By William Opalka
The Federal Energy Regulatory Commission last week ordered hearing and settlement procedures in a dispute over the costs of keeping NRG Energy’s Dunkirk, N.Y., generating plant online for reliability.
At issue are charges National Grid — whose subsidiary Niagara Mohawk Power serves the region — proposed adding to its transmission service rate to reflect its costs under a reliability support services agreement for the coal-fired generator.
The New York Association of Public Power, Allegheny Electric Cooperative and the Municipal Electric Utilities Association of New York (MEUA) protested the charges as excessive and said they should be shared by other users of the transmission system in western New York, such as New York State Electric and Gas.
Need for Fact Finding
In February 2014, the commission accepted National Grid’s proposed rates subject to refund and further order, saying it was not convinced the changes were just and reasonable.
FERC said last week that it needed to conduct fact finding to make a definitive ruling on the rate changes and underlying RSSA charges. It said a hearing would be conducted if National Grid and the protesters were unable to reach a settlement (ER14-543).
In a related order last week, FERC also denied a separate rehearing request by MEUA, which had challenged the commission’s decision to waive the 60-day prior notice requirement to permit National Grid’s filing to become effective July 1, 2013. The association had also objected to the commission’s decision not to impose a full five-month suspension period (ER14-543-001).
“National Grid’s customers were on notice that RSS-type costs were being incurred and were to begin to be passed through in [transmission service] charges beginning July 1, 2013, even though the exact costs would not be determined until a later time,” FERC wrote.
The orders followed the commission’s decision last month directing NYISO to draft standard rates and cost allocation provisions for reliability-must-run (RMR) services (EL15-37). (See FERC Orders NYISO to Standardize RMR Terms in Tariff.)
Meanwhile, a new front opened in the Dunkirk dispute last month when Entergy sued the New York Public Service Commission, alleging it interfered with FERC authority in regulating wholesale electricity markets in June 2014 by approving an agreement between NRG and Niagara Mohawk to repower the plant with natural gas, allowing it to continue operating through 2025 (5:15-CV-230).
“NYPSC issued an order … that will keep the uneconomic Dunkirk generator in the market for a decade (through 2025), propped up by subsidies from a local utility and from a state agency,” Entergy said in the complaint, filed in U.S. District Court for the Northern District of New York.

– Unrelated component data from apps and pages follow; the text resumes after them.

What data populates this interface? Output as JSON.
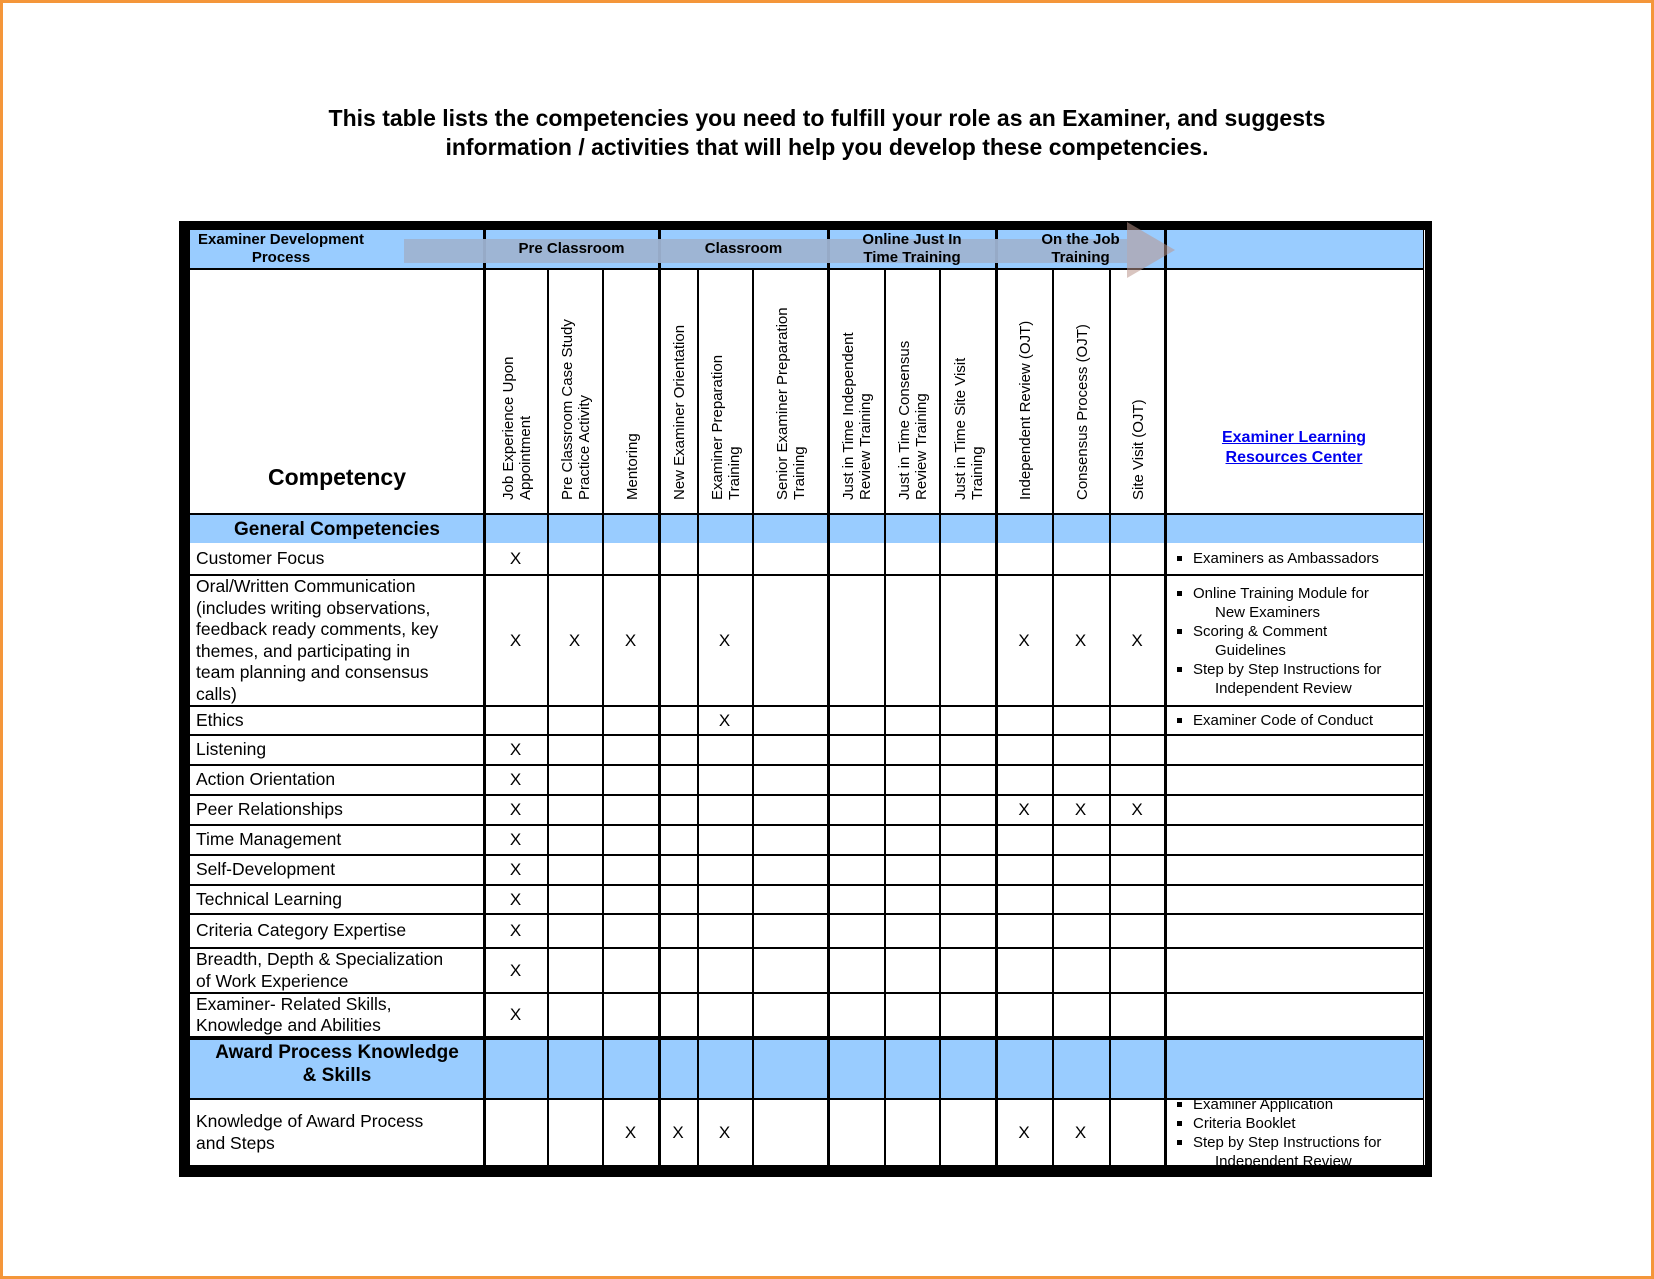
{
  "title": {
    "line1": "This table lists the competencies you need to fulfill your role as an Examiner, and suggests",
    "line2": "information / activities that will help you develop these competencies."
  },
  "header": {
    "process_label_line1": "Examiner Development",
    "process_label_line2": "Process",
    "phases": [
      {
        "line1": "Pre Classroom",
        "line2": ""
      },
      {
        "line1": "Classroom",
        "line2": ""
      },
      {
        "line1": "Online Just In",
        "line2": "Time Training"
      },
      {
        "line1": "On the Job",
        "line2": "Training"
      }
    ],
    "competency_label": "Competency",
    "activities": [
      {
        "line1": "Job Experience Upon",
        "line2": "Appointment"
      },
      {
        "line1": "Pre Classroom Case Study",
        "line2": "Practice Activity"
      },
      {
        "line1": "Mentoring",
        "line2": ""
      },
      {
        "line1": "New Examiner Orientation",
        "line2": ""
      },
      {
        "line1": "Examiner Preparation",
        "line2": "Training"
      },
      {
        "line1": "Senior Examiner Preparation",
        "line2": "Training"
      },
      {
        "line1": "Just in Time Independent",
        "line2": "Review  Training"
      },
      {
        "line1": "Just in Time Consensus",
        "line2": "Review  Training"
      },
      {
        "line1": "Just in Time Site Visit",
        "line2": "Training"
      },
      {
        "line1": "Independent Review  (OJT)",
        "line2": ""
      },
      {
        "line1": "Consensus Process (OJT)",
        "line2": ""
      },
      {
        "line1": "Site Visit (OJT)",
        "line2": ""
      }
    ],
    "resources_link_line1": "Examiner Learning",
    "resources_link_line2": "Resources Center"
  },
  "mark_symbol": "X",
  "sections": [
    {
      "title_line1": "General Competencies",
      "title_line2": "",
      "rows": [
        {
          "lines": [
            "Customer Focus"
          ],
          "marks": [
            1,
            0,
            0,
            0,
            0,
            0,
            0,
            0,
            0,
            0,
            0,
            0
          ],
          "resources": [
            [
              "Examiners as Ambassadors"
            ]
          ]
        },
        {
          "lines": [
            "Oral/Written Communication",
            "(includes writing observations,",
            "feedback ready comments, key",
            "themes, and participating in",
            "team planning and consensus",
            "calls)"
          ],
          "marks": [
            1,
            1,
            1,
            0,
            1,
            0,
            0,
            0,
            0,
            1,
            1,
            1
          ],
          "resources": [
            [
              "Online Training Module for",
              "New Examiners"
            ],
            [
              "Scoring & Comment",
              "Guidelines"
            ],
            [
              "Step by Step Instructions for",
              "Independent Review"
            ]
          ]
        },
        {
          "lines": [
            "Ethics"
          ],
          "marks": [
            0,
            0,
            0,
            0,
            1,
            0,
            0,
            0,
            0,
            0,
            0,
            0
          ],
          "resources": [
            [
              "Examiner Code of Conduct"
            ]
          ]
        },
        {
          "lines": [
            "Listening"
          ],
          "marks": [
            1,
            0,
            0,
            0,
            0,
            0,
            0,
            0,
            0,
            0,
            0,
            0
          ],
          "resources": []
        },
        {
          "lines": [
            "Action Orientation"
          ],
          "marks": [
            1,
            0,
            0,
            0,
            0,
            0,
            0,
            0,
            0,
            0,
            0,
            0
          ],
          "resources": []
        },
        {
          "lines": [
            "Peer Relationships"
          ],
          "marks": [
            1,
            0,
            0,
            0,
            0,
            0,
            0,
            0,
            0,
            1,
            1,
            1
          ],
          "resources": []
        },
        {
          "lines": [
            "Time Management"
          ],
          "marks": [
            1,
            0,
            0,
            0,
            0,
            0,
            0,
            0,
            0,
            0,
            0,
            0
          ],
          "resources": []
        },
        {
          "lines": [
            "Self-Development"
          ],
          "marks": [
            1,
            0,
            0,
            0,
            0,
            0,
            0,
            0,
            0,
            0,
            0,
            0
          ],
          "resources": []
        },
        {
          "lines": [
            "Technical Learning"
          ],
          "marks": [
            1,
            0,
            0,
            0,
            0,
            0,
            0,
            0,
            0,
            0,
            0,
            0
          ],
          "resources": []
        },
        {
          "lines": [
            "Criteria Category Expertise"
          ],
          "marks": [
            1,
            0,
            0,
            0,
            0,
            0,
            0,
            0,
            0,
            0,
            0,
            0
          ],
          "resources": []
        },
        {
          "lines": [
            "Breadth, Depth & Specialization",
            "of  Work Experience"
          ],
          "marks": [
            1,
            0,
            0,
            0,
            0,
            0,
            0,
            0,
            0,
            0,
            0,
            0
          ],
          "resources": []
        },
        {
          "lines": [
            "Examiner- Related Skills,",
            "Knowledge and Abilities"
          ],
          "marks": [
            1,
            0,
            0,
            0,
            0,
            0,
            0,
            0,
            0,
            0,
            0,
            0
          ],
          "resources": []
        }
      ]
    },
    {
      "title_line1": "Award Process Knowledge",
      "title_line2": "& Skills",
      "rows": [
        {
          "lines": [
            "Knowledge of  Award Process",
            "and Steps"
          ],
          "marks": [
            0,
            0,
            1,
            1,
            1,
            0,
            0,
            0,
            0,
            1,
            1,
            0
          ],
          "resources": [
            [
              "Examiner Application"
            ],
            [
              "Criteria Booklet"
            ],
            [
              "Step by Step Instructions for",
              "Independent Review"
            ]
          ]
        }
      ]
    }
  ]
}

Dunkirk will receive out-of-market payments of $20.4 million per year from National Grid and a $15 million one-time subsidy from New York state.
Entergy, owner of the 838-MW James A. FitzPatrick nuclear plant in western New York, claims the agreement will suppress capacity auction clearing prices.
FERC last week rejected a similar “price suppression” argument by the Independent Power Producers of New York in a complaint over Dunkirk and a second generator receiving payments under RSSAs. (See related story, NY Generators’ ‘Price Suppression’ Complaint Dismissed.)
Entergy’s complaint raises constitutional challenges similar to those that led federal courts to void actions by regulators in New Jersey and Maryland to incentivize construction of new generation. (See Rebuffed by Courts, CPV Seeks FERC End-Around.)
(For a timeline of events surrounding the Dunkirk plant, see Dunkirk Plant Chronology.)